Chinese Immigration to America
San Francisco was (and still is) one of the largest Chinese-American communities in the United States. When immigrant groups settle in one area and create extensive social and economic structures, these areas are called enclaves. By the time the mothers in The Joy Luck Club (and Tan's own parents) arrived in California, there was a large and thriving Chines-American enclave.
The first wave of Chinese immigrants to the United States occurred in the latter half of the nineteenth century. Until the passage of the Chinese Exclusion Act of 1882, which was designed to limit the numbers of Chinese entering the country and prevented those already here from becoming citizens, as many as 30,000 a year arrived in the United States from mainland China.
These immigrants were almost exclusively male and ‘‘only the hardest, dirtiest, most menial jobs were open to them,’’ according to social historian Thomas Sowell. They built most of the railroad across the Sierra and took on the dangerous jobs of strike-breakers in the mines. Nonetheless, they maintained strong social ties and were able to establish economic structures such as mutual aid societies and credit unions.
When the Chinese Exclusion Act was finally repealed in 1943, more women arrived from China and the sex imbalance (and seedy reputation) of Chinatowns improved. The population of Chinese Americans began to rise and by 1950 it was higher than its earlier peak in 1890. These children, like Jing-mei in "Two Kinds'' were often expected to make significant strides up the American social and economic ladder.
Although they escaped the anti-Chinese laws and overt prejudice that faced earlier generations, they still encountered a whole range of difficulties associated with biculturalism: ‘‘cultural dislocation; the problems and challenges of integrating two cultures; intergenerational struggles within immigrant families; the conflict between acculturation and adherence to an ancestral tradition, and between assimilation and parochialism,’’ in Huntley's words.
Asian American Literature

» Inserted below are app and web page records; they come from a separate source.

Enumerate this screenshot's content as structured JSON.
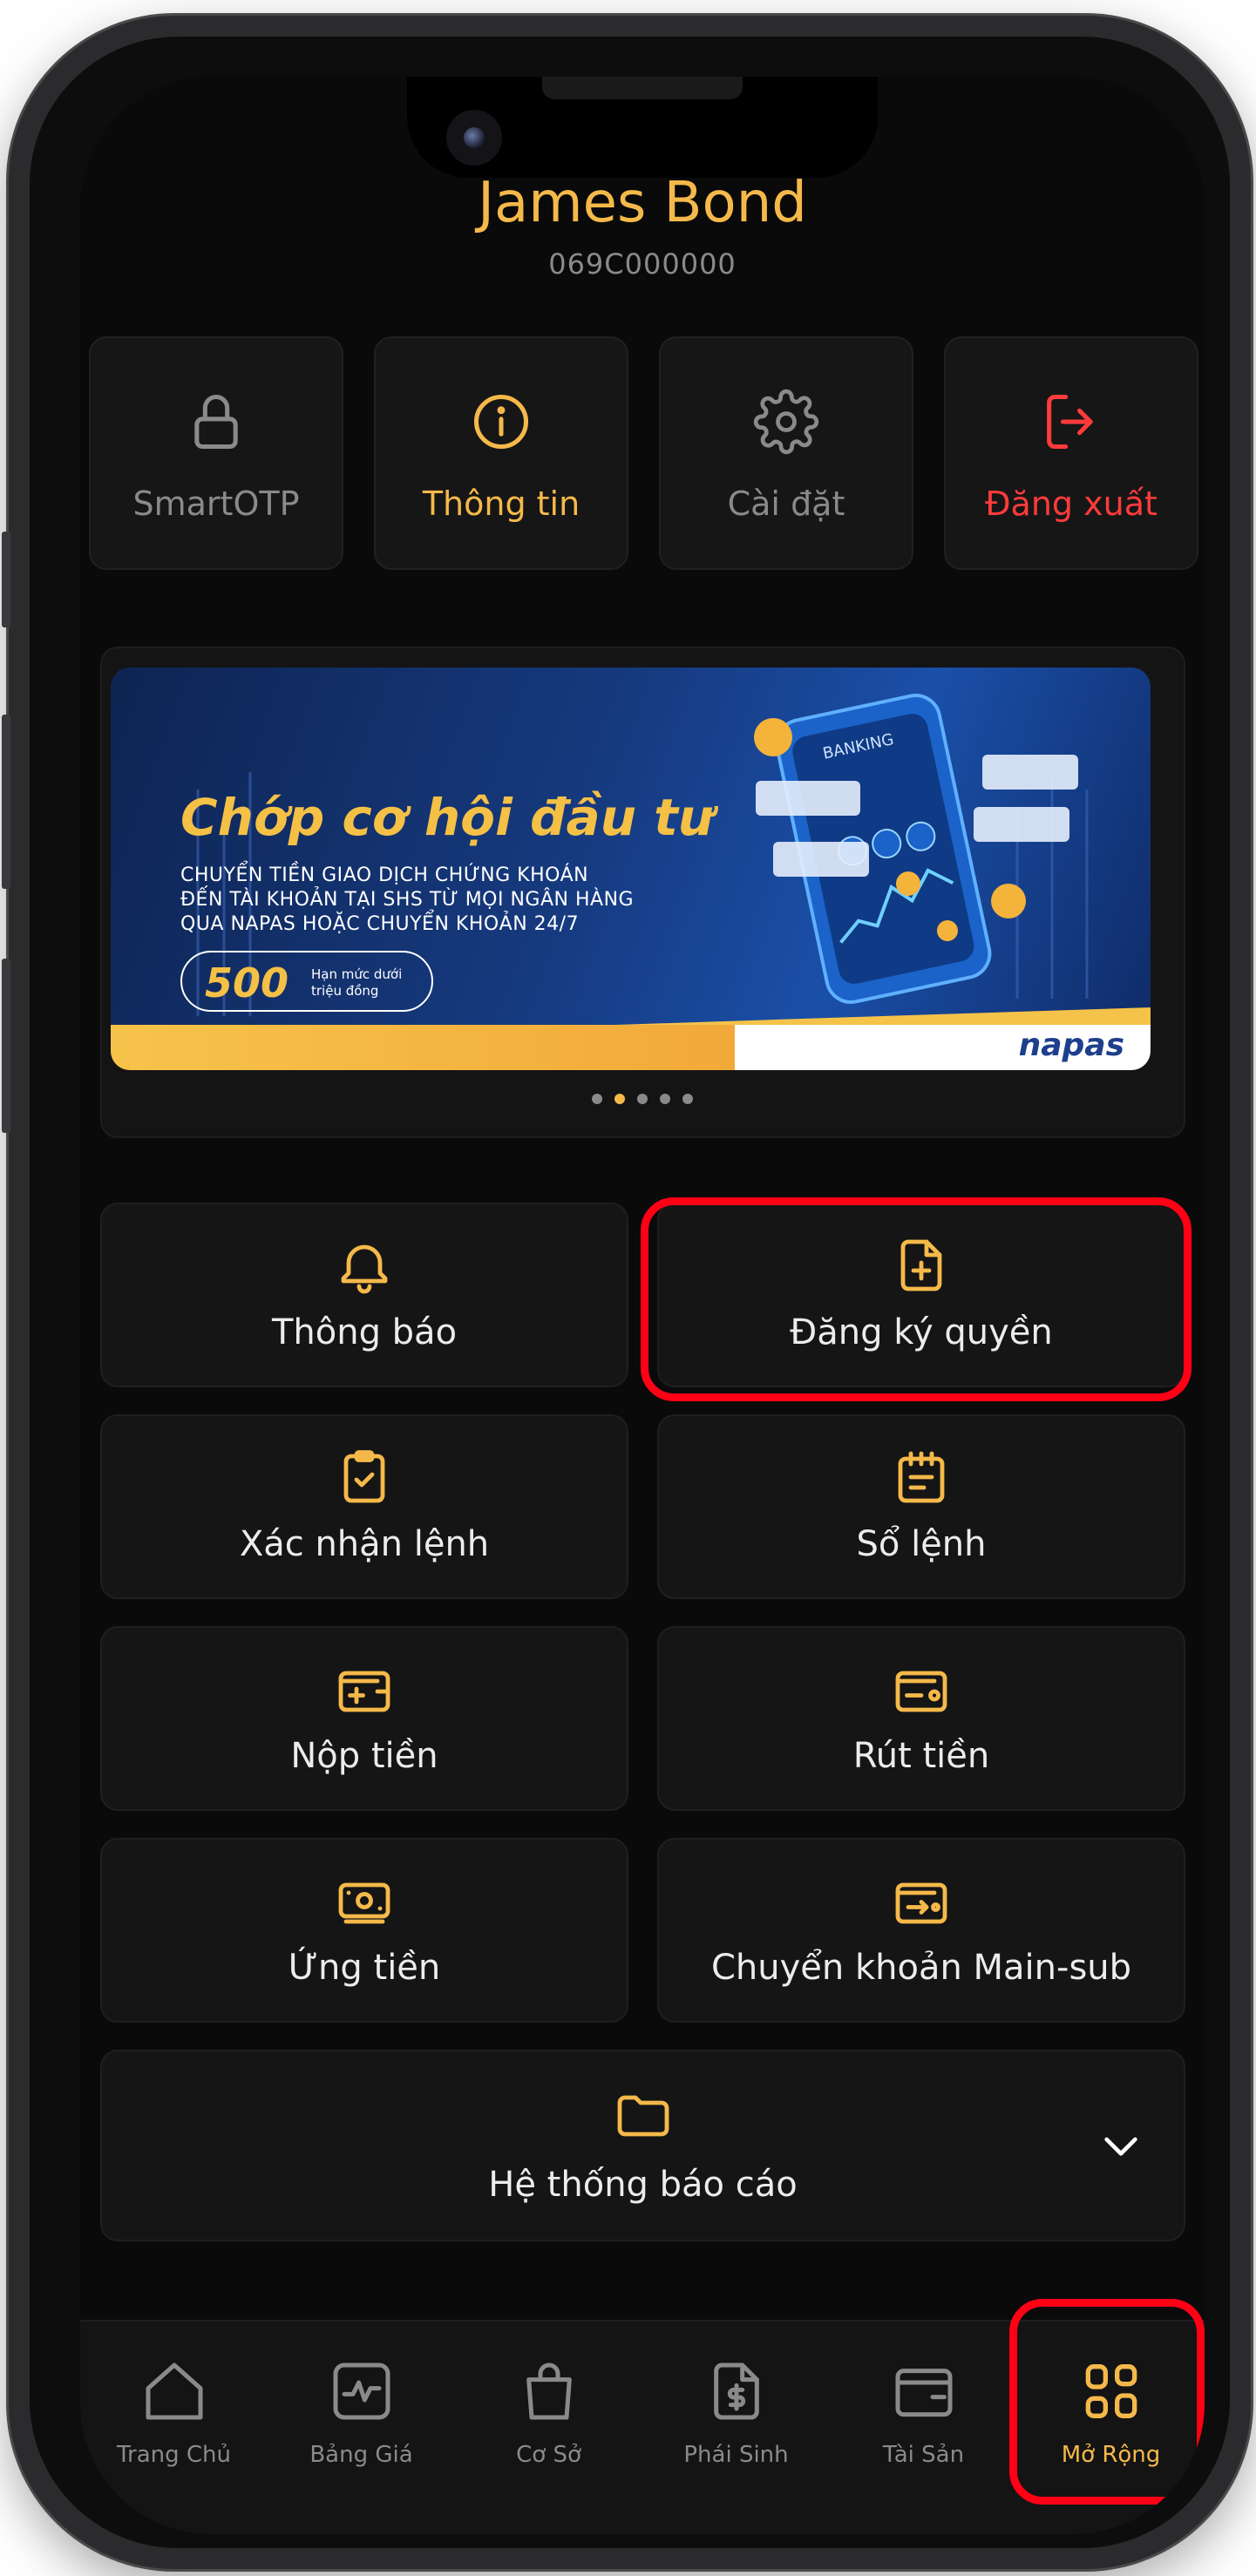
{
  "profile": {
    "name": "James Bond",
    "account_id": "069C000000"
  },
  "quick_actions": [
    {
      "label": "SmartOTP",
      "icon": "lock-icon",
      "color": "#8a8a8a"
    },
    {
      "label": "Thông tin",
      "icon": "info-icon",
      "color": "#f5b94a"
    },
    {
      "label": "Cài đặt",
      "icon": "gear-icon",
      "color": "#8a8a8a"
    },
    {
      "label": "Đăng xuất",
      "icon": "logout-icon",
      "color": "#ff3b3b"
    }
  ],
  "banner": {
    "title": "Chớp cơ hội đầu tư",
    "lines": [
      "CHUYỂN TIỀN GIAO DỊCH CHỨNG KHOÁN",
      "ĐẾN TÀI KHOẢN TẠI SHS TỪ MỌI NGÂN HÀNG",
      "QUA NAPAS HOẶC CHUYỂN KHOẢN 24/7"
    ],
    "limit_value": "500",
    "limit_text": [
      "Hạn mức dưới",
      "triệu đồng"
    ],
    "phone_label": "BANKING",
    "logo": "napas",
    "slides_total": 5,
    "slide_active": 2
  },
  "menu": {
    "items": [
      {
        "label": "Thông báo",
        "icon": "bell-icon"
      },
      {
        "label": "Đăng ký quyền",
        "icon": "file-plus-icon",
        "highlighted": true
      },
      {
        "label": "Xác nhận lệnh",
        "icon": "clipboard-check-icon"
      },
      {
        "label": "Sổ lệnh",
        "icon": "notebook-icon"
      },
      {
        "label": "Nộp tiền",
        "icon": "wallet-plus-icon"
      },
      {
        "label": "Rút tiền",
        "icon": "wallet-minus-icon"
      },
      {
        "label": "Ứng tiền",
        "icon": "cash-icon"
      },
      {
        "label": "Chuyển khoản Main-sub",
        "icon": "wallet-transfer-icon"
      }
    ],
    "reports": {
      "label": "Hệ thống báo cáo",
      "icon": "folder-icon",
      "expand_icon": "chevron-down-icon"
    }
  },
  "tabbar": {
    "active": "Mở Rộng",
    "items": [
      {
        "label": "Trang Chủ",
        "icon": "home-icon"
      },
      {
        "label": "Bảng Giá",
        "icon": "price-board-icon"
      },
      {
        "label": "Cơ Sở",
        "icon": "shopping-bag-icon"
      },
      {
        "label": "Phái Sinh",
        "icon": "document-dollar-icon"
      },
      {
        "label": "Tài Sản",
        "icon": "wallet-icon"
      },
      {
        "label": "Mở Rộng",
        "icon": "grid-icon",
        "highlighted": true
      }
    ]
  },
  "colors": {
    "accent": "#f5b94a",
    "danger": "#ff3b3b",
    "highlight_box": "#ff0015",
    "muted": "#8a8a8a",
    "background": "#0a0a0a"
  }
}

The conflicts and tensions associated with bi-culturalism are a recurring theme of Asian-American literature. Tan's unique contribution to the literature is the articulation of the Chinese-American woman's voice. Critics and social historians have noted that Chinese women are acculturated to silence and are unlikely to speak or write publicly about private experience.
Chinese-American women writers, in Huntley's estimation, ‘‘have been largely but inadvertently responsible for the new and sudden popularity of Asian-American writing, a development made even more startling because Chinese woman were an almost invisible minority in American society until the early 1950s.’’
Following the lead of Maxine Hong Kingston, Tan developed literary and narrative techniques like the use of the talk story that allowed the individual experiences of the older generation of women to be expressed in mythic and symbolic terms. Tan's other major contribution to the genre is the use of many narrators in a single text, a device that Hong Kingston had already introduced American readers to in The Woman Warrior: Memoirs of a Girlhood Among Ghosts.
Despite her identification with other Asian-American writers and the subject matter of her work, Tan is reluctant to be seen as a writer of ethnic American literature. In an interview in online magazine Salon, Tan explained her position. "Placing on writers the responsibility to represent a culture is an onerous burden. Someone who writes fiction is not necessarily writing a depiction of any generalized group, they're writing a very specific story.’’ Nevertheless, the commercial and critical success of Tan's work is often credited with sparking a new interest among publishers and readers in Asian-American writing.
Amy Tan's "Two Kinds" is the last story in the second of four sections of her immensely successful first book, The Joy Luck Club. Tan...
(The entire section is 1,407 words.)